Except for the last three, which are open enrollment, the schools listed are either selective, magnet, or charter schools, meaning they control student population and class size by requiring certain admissions standards.

UPDATE: Charter schools do not have selective enrollment. Students are admitted first according to their zoning and then, if that exceeds the school’s capacity, by lottery. We apologize for the error.

Of the eight schools listed, five of them graduate 100 percent of students, and three of them send 100 percent of graduates to college. Statewide, Oklahoma high schools only graduate, on average, 70 percent of students, ranking 34th nationally.

Oklahoma notoriously ranks 49th in per-pupil spending on public education, which has put the topic in the forefront of citizen concern, especially as government officials try to settle on a budget for 2013. Yesterday, legislators announced a state budget agreement, which Gov. Mary Fallin’s office said “includes targeted funding increases for core services”—it’s just that public education isn’t one of them.

Graph courtesy the Oklahoma Policy Institute.

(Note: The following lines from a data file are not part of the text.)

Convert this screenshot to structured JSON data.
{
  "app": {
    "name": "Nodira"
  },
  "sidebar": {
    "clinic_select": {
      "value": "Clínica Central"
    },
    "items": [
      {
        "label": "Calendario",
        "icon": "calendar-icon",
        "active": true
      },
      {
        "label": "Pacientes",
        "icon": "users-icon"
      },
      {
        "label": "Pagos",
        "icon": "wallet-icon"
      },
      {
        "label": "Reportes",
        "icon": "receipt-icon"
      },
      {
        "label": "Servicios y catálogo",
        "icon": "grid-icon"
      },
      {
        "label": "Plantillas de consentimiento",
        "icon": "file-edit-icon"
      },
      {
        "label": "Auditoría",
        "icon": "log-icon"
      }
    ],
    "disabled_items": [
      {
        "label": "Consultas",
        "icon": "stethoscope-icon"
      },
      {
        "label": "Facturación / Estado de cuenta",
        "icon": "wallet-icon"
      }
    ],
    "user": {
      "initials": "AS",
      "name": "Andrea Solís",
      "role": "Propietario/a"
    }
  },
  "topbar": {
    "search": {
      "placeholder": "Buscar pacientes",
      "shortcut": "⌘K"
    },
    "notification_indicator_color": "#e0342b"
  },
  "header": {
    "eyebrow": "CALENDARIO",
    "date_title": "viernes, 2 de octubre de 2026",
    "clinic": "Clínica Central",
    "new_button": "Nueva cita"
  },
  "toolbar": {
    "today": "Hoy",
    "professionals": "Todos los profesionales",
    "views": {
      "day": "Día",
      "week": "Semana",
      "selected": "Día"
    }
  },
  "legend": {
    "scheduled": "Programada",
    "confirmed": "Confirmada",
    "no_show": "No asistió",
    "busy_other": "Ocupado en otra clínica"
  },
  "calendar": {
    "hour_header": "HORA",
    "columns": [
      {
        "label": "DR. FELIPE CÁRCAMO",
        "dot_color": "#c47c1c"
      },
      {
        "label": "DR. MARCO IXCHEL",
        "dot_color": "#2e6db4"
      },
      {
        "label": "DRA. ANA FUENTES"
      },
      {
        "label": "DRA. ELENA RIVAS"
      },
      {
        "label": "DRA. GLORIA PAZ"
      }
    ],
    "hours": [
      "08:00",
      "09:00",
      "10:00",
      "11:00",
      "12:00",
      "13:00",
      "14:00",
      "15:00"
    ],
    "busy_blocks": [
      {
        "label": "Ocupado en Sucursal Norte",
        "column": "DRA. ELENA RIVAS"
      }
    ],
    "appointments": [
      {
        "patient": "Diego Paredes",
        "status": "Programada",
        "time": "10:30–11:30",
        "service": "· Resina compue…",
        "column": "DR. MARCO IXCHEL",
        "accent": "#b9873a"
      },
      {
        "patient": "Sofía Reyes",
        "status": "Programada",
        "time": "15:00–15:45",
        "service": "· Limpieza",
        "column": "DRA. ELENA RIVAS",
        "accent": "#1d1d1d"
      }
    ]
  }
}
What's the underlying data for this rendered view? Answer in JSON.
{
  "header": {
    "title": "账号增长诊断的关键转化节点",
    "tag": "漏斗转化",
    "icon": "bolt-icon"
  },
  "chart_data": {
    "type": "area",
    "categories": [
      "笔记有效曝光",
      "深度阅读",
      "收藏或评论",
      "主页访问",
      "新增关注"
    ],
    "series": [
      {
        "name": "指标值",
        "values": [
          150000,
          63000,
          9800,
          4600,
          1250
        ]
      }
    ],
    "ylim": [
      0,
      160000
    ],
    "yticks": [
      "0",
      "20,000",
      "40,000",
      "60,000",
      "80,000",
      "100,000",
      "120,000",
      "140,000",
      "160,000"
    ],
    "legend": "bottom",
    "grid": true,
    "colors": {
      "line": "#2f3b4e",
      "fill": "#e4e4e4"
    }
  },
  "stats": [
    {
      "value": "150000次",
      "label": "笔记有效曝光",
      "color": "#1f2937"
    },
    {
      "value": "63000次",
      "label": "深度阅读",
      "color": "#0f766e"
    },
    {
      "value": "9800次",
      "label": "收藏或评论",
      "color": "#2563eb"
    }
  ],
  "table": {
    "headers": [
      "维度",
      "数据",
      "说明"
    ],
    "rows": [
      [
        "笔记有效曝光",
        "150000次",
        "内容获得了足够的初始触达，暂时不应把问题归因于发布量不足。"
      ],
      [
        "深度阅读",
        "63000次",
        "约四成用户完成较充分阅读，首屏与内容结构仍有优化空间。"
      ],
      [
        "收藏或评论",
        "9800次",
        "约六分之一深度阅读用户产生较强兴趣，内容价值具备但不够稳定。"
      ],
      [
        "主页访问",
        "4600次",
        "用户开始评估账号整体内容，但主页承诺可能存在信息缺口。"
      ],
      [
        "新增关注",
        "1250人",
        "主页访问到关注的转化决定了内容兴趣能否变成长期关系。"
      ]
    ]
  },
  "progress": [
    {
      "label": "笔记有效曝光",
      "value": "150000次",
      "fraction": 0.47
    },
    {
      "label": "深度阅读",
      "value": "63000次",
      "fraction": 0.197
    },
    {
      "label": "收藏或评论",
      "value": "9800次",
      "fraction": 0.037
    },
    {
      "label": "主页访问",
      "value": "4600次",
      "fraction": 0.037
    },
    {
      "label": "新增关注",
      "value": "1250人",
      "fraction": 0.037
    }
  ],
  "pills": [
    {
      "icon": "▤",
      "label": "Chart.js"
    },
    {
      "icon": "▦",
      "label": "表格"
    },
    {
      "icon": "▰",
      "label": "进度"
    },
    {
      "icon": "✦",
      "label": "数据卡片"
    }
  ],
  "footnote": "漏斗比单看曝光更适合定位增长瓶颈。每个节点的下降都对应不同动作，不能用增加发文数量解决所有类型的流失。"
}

The budget includes flat funding for education, despite Superintendent Janet Barresi’s request for an increase of $78.2 million in state aid. According to a graph produced by the Oklahoma Policy Institute, state funding for public education has declined by $234 million, or 11.4 percent, since fiscal year 2008, despite enrollment increases of 19,430 students. “This equates to a 15 percent decrease in state support per student, from $3,194 to $2,724,” OK Policy’s researchers wrote. “In addition, since the beginning of 2008, inflation has boosted the overall costs of goods and services by 9 percent.”

… (P)arents and educators had urged the Legislature to boost state aid funding by $50 million to avert further teacher layoffs and loss of programs. The failure to provide any additional money to support schools despite allocating $33 million for cuts to the top income rate, is sure to be regarded by many as a grave instance of misplaced priorities.

The state legislature’s refusal to increase funding for public schools has educators livid. From the Tulsa World:

“This is appalling. When state revenues are up, why can’t we put some back (into the education budget)?” Tulsa Superintendent Keith Ballard said Monday evening. “I didn’t see any clamoring for a tax cut. I guess it makes good campaign flyer material, but they passed over children who want to be in band. It’s very disingenuous for the governor to say we will provide core services—this is not providing core services.”

Ballard pledged to do everything he could to raise private funds since the Jenks school district announced last week that it had success in doing so to preserve some teacher jobs. Still, TPS officials say class sizes will be up across the district, with Memorial High School likely to have 38-40 students in each. Webster High School may lose its band along with the elimination of its band director’s position.

Holly Wall, News Editor